Congress Considers Establishing a Fire Fighter Cancer Registry
In a rare display of bipartisanship, members from both sides of the aisle in Congress have joined ranks to press for the establishment of a national cancer registry specifically for fire fighters. Congressmen Richard Hanna (R-NY) and Bill Pascrell (D-NJ) have introduced H.R. 4625, the Firefighter Cancer Registry Act, to establish such a registry. Identical legislation, S. 2799, has been introduced in the Senate by Senators Robert Menendez (D-NJ) and Lisa Murkowski (R-AK). It is hoped that the legislation will spur novel research on cancer in fire fighters by providing scientists with new data.
“Cancer is the leading line of duty death among fire fighters today,” said IAFF General President Harold Schaitberger. “By strengthening our understanding of the link between fire fighting and cancer, this important legislation will help us develop new tools and techniques to protect fire fighters, and hopefully prevent future disease.”
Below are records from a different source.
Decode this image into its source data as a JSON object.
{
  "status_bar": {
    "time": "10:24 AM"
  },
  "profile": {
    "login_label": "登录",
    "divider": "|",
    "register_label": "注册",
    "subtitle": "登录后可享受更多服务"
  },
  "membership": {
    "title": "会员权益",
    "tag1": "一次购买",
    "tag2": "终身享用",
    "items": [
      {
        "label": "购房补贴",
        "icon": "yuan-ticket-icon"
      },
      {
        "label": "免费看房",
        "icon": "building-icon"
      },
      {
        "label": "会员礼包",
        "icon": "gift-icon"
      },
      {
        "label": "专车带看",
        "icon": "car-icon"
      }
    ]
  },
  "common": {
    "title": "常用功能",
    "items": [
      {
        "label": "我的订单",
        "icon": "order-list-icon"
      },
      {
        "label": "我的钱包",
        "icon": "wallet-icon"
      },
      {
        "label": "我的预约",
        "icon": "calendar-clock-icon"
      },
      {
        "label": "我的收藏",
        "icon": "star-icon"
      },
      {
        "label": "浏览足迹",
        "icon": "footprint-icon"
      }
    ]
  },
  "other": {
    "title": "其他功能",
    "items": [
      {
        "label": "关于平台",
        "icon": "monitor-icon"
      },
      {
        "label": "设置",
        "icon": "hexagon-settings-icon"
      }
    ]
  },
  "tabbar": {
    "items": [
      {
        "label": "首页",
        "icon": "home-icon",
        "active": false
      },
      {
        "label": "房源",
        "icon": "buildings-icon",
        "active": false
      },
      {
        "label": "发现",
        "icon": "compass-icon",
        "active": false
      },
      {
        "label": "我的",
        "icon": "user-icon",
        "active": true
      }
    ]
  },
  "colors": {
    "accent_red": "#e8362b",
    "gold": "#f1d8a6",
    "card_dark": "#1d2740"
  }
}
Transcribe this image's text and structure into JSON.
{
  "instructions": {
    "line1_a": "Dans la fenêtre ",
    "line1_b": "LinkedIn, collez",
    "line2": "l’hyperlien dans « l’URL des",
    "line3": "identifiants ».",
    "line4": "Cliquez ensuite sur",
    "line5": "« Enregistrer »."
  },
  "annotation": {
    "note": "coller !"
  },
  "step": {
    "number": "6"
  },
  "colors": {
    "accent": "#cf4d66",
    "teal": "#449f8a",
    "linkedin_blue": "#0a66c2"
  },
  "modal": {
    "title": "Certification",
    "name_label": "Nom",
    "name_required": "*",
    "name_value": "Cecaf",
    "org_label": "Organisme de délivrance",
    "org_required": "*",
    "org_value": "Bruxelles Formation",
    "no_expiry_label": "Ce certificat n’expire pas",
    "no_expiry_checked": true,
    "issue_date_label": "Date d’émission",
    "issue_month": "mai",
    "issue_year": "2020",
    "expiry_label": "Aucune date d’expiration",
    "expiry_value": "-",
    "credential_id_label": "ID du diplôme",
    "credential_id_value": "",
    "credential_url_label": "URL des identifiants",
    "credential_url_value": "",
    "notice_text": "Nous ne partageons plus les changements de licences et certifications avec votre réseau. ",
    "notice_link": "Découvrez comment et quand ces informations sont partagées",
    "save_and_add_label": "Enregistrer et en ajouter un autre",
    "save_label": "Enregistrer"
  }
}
Multiple studies have demonstrated statistically higher rates of multiple types of cancers in fire fighters as compared to the general population, including multiple myeloma, brain cancer, leukemia, prostate cancer, kidney and lung cancers and many others. One such study, by the National Institute of Occupational Safety and Health in 2013, found that fire fighters have a 14% increased risk of dying from cancer as compared to the general population.
Despite the knowledge gained from previous studies, many have been limited by relatively small sample sizes and an under representation of certain demographic groups including women and minorities. Studies have also been limited by the lack of key data such as the number of years on the job and the number and type of exposures. The Firefighter Cancer Registry Act remedies these shortcomings by collecting detailed data about fire fighters with cancer on a national scale.
This legislation is a key priority of the IAFF. The Registry Act was featured at the recent IAFF Legislative Conference, at which hundreds of fire fighters stormed the Hill gathering support from Members of Congress. Also at the Conference, Los Angeles Mayor Eric Garcetti (D) expressed his support for the legislation, pledging to lead a movement of mayors across the nation. “You see, that act is the only way that scientists can better understand the link between your work and cancer,” Garcetti said. “I’m sick of stories and anecdotes. It’s time for the science to prove what we know.”
Today, General President Schaitberger and IAFF staff continue lobbying Congress in favor of the Registry Act. Currently, dozens of bipartisan cosponsors have signed onto the bill, and support for the legislation grows every day. The IAFF will continue working with its friends in Congress to make a national fire fighter cancer registry a reality.